Important Safety Information

EXPAREL should not be used in obstetrical paracervical block anesthesia.

In studies in adults where EXPAREL was injected into a wound, the most common side effects were nausea, constipation, and vomiting.

In studies in adults where EXPAREL was injected near a nerve, the most common side effects were nausea, fever, and constipation.

In the study where EXPAREL was given to children, the most common side effects were nausea, vomiting, constipation, low blood pressure, low number of red blood cells, muscle twitching, blurred vision, itching, and rapid heartbeat.

EXPAREL can cause a temporary loss of feeling and/or loss of muscle movement. How much and how long the loss of feeling and/or muscle movement depends on where and how much of EXPAREL was injected and may last for up to 5 days.

EXPAREL is not recommended to be used in patients younger than 6 years old for injection into the wound, for patients younger than 18 years old for injection near a nerve, and/or in pregnant women.

Tell your health care provider if you or your child has liver disease, since this may affect how the active ingredient (bupivacaine) in EXPAREL is eliminated from the body.

EXPAREL should not be injected into the spine, joints, or veins.
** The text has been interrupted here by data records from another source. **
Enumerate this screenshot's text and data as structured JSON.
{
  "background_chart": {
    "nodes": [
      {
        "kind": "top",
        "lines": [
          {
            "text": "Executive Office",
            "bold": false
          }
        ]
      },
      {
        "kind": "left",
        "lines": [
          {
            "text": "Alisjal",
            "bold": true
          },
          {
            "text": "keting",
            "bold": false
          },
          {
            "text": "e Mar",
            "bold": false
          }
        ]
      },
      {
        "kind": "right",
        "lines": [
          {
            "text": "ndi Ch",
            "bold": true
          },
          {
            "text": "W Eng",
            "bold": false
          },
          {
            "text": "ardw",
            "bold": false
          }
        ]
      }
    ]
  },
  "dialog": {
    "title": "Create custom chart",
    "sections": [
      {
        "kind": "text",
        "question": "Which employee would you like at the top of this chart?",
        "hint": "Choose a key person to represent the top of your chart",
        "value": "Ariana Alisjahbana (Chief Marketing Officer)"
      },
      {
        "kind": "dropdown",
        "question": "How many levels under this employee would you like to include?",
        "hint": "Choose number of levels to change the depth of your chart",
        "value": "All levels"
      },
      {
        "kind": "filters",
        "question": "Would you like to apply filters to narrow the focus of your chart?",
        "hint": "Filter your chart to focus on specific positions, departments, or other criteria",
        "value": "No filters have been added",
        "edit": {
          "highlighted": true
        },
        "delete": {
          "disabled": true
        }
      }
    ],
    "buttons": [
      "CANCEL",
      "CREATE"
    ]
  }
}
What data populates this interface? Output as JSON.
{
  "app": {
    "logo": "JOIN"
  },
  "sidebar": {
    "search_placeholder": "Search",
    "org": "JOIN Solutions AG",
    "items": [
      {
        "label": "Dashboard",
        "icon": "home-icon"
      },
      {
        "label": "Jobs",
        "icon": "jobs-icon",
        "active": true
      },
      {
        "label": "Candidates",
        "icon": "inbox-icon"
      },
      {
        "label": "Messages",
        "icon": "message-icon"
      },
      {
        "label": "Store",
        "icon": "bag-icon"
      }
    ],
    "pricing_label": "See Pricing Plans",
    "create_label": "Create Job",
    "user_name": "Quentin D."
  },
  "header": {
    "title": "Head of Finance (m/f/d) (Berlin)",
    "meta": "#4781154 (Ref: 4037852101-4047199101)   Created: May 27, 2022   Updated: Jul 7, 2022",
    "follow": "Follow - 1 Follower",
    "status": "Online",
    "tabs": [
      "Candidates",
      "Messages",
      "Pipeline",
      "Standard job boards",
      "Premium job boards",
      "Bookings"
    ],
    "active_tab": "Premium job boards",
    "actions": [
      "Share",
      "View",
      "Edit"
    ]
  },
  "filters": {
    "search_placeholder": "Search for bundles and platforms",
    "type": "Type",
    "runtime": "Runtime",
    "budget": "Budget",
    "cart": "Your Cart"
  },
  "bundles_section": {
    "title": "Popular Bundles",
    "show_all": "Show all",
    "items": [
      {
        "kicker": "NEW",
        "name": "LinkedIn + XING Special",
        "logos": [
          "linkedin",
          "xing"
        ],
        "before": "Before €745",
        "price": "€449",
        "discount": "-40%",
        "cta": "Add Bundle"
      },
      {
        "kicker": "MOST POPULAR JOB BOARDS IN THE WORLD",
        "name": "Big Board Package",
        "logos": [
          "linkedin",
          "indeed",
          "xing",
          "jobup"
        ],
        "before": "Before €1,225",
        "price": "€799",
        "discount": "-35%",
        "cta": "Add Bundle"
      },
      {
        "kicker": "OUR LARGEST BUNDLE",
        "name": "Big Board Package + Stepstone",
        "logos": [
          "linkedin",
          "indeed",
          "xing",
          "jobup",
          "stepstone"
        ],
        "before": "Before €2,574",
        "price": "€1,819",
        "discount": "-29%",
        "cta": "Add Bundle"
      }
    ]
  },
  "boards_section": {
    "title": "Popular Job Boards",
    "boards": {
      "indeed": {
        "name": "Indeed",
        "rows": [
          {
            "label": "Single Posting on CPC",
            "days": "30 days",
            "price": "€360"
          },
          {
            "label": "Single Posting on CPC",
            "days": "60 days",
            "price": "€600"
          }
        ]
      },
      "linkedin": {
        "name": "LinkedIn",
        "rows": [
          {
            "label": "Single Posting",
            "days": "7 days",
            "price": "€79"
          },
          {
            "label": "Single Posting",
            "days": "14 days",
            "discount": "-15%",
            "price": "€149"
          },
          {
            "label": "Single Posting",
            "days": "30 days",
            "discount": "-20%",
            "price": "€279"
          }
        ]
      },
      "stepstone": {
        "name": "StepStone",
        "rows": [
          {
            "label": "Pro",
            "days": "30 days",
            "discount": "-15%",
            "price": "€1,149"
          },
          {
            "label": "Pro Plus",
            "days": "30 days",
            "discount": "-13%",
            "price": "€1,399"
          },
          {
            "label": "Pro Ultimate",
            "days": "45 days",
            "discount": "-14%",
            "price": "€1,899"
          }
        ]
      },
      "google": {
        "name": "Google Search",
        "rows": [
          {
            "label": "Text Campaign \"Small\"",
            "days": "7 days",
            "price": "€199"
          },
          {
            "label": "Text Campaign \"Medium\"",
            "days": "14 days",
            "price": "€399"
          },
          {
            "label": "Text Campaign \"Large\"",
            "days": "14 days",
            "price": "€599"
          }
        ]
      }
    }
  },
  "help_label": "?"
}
The active ingredient in EXPAREL can affect the nervous system and the cardiovascular system; may cause an allergic reaction; may cause damage if injected into the joints; and can cause a rare blood disorder.